Wednesday, July 24, 2013

Spectacular Greek Luncheon and Recycled Metal Garden Art

The Merry Weather Garden Club met at the home of Carla Snider on Thursday 18th July, 2013. Cohosting with Carla were Erma Jean Brown and Mary Beth Tsoukalas with assistance from Phyllis Daniel.

Tsoukalas, of Irish-Polish descent, met her Greek husband on a cruise to South America and jokingly said she would learn to cook Greek if he learned to speak English. The garden club was amazed at her dishes that were unusual, delicious, and thoroughly Greek. The goat cheese torte really allowed the pesto and sun dried tomatoes taste to shine through. The tzatziki was a lovely light cucumber and garlic dip. The pink taramasalata dip was a type of caviar or roe blended and salty.  All the appetizers were served with freshly made pita chips, Calamata olives, and peppers.

The entrĂ©es which many club members enjoyed on Carla’s back porch overlooking her new garden area included dolmathes, a rice and beef combination stuffed into grape leaves and served with a tangy lemon sauce; kefthedes or Greek meatballs served alongside souvlakia or meat and onions on a skewer or kabobs. Spanakopita was a delicious spinach and feta cheese pastry. Tiropitakia was a phyllo cheese triangles served with tomato and feta salad.

For dessert, Tsoukalas served Jordan almonds, baklava made of phyllo pastry, walnuts, and honey, plus Kurambiethes, or a delicate light butter cookie.
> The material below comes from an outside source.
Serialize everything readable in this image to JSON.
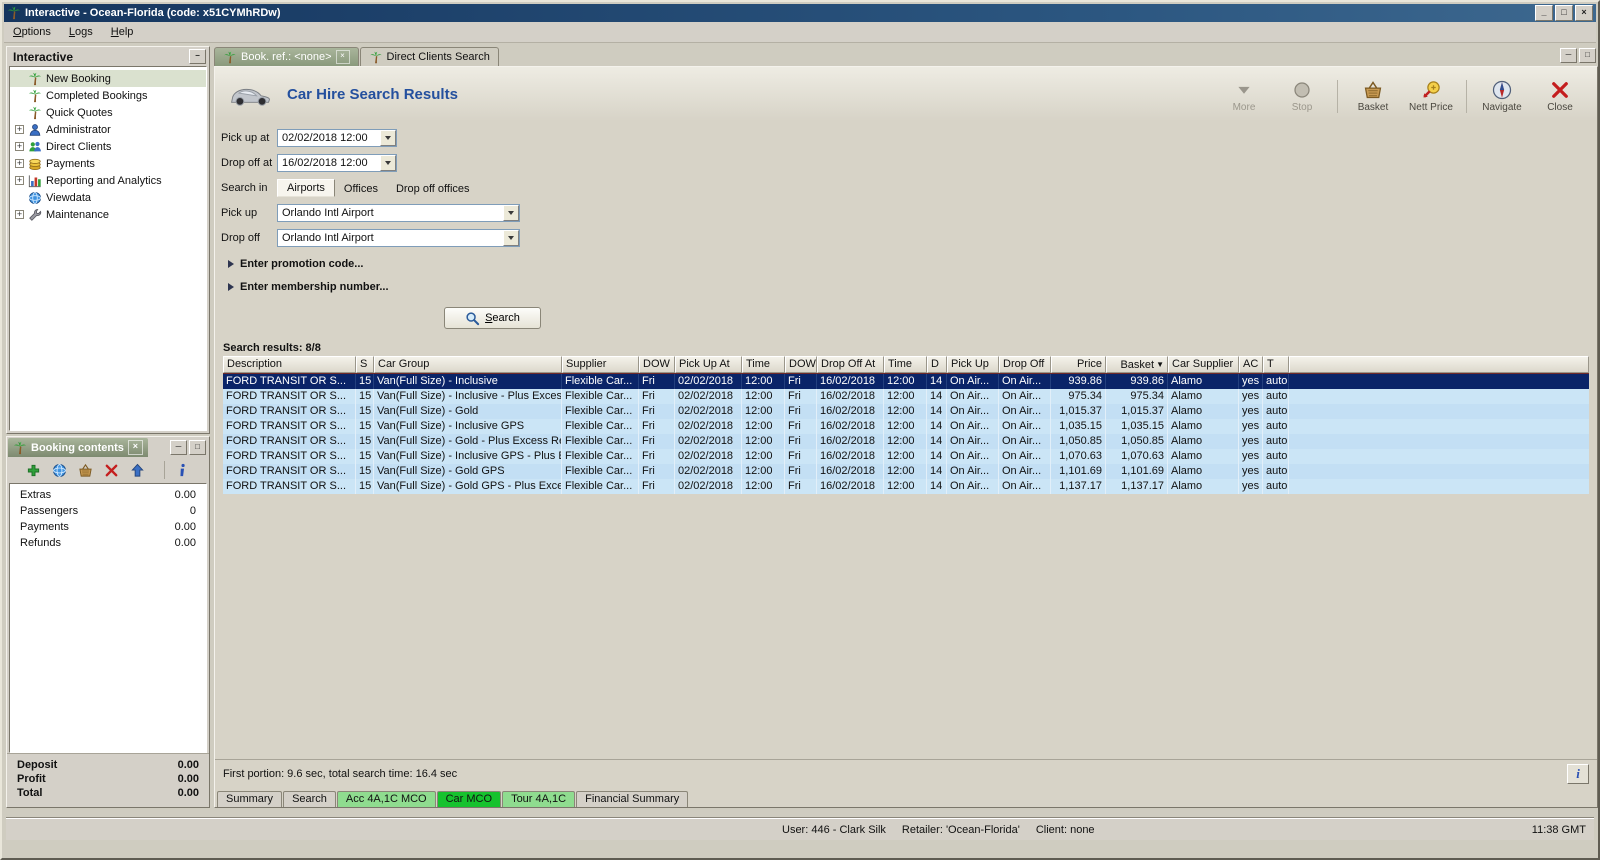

The delicious meal made everyone feel transported to another hemisphere and country. 

Carla began the program by explaining the work she had done on her garden since she last hosted the meeting during which members helped her design and offered suggestions for her outdoor spaces.  The newest acquisition was the outdoor fireplace built by her neighbor Ryan Mattocks. The garden was lovely; her new sod is being helped by the frequent summer rains, and the Sniders had finished the outdoor construction of the pool cabana.

Snider introduced the program, artist Kathy Walton of Marietta. Walton uses recycled steel to make her garden art and she has added ceramic sculpture to her work. Walton is a humorous speaker and told of her beginnings in central Illinois where the roads are laid out by engineers (four right turns and you were home) versus moving to Georgia where roads began as animal trails. Her work in Chicago and Long Island where winter temperatures were six degrees made it easy to say yes to Rich’s when she got the job in the jewelry department in Atlanta.

Now retired, Walton and her husband do construction jobs on high end hotels needing renovation. The construction workers working for them often borrowed money and would pay them back in equipment. Because she acquired a welding outfit, she learned to weld. Walton liked the fact that welded art held together better than a glue gun, and she began studying enhanced line drawing and experimented with flat patterns. She welds old filing cabinets into cowboy hats for outdoor display, musical instruments like guitars that use bicycle sprockets for adornments. Her garden animals are whimsical, sophisticated, fun and will make you smile which is Walton’s goal. She gives her work catchy names too like Zippy Mosquitoes and Psycho Sunflowers. Her largest piece is a full sized horse made of tire rims and curved pipe from a bowling alley for the neck. Making the eyes for the horse takes her about four hours.

Walton has recently added ceramics to her list of talents and she studied raku or the Japanese technique which includes fire and flame to make the pieces. Her tables and statuary were most impressive and sophisticated, useful pieces.

The next meeting of the garden club will be the second Thursday in August and will be hosted by Patti Acheson and Ellen McEwen.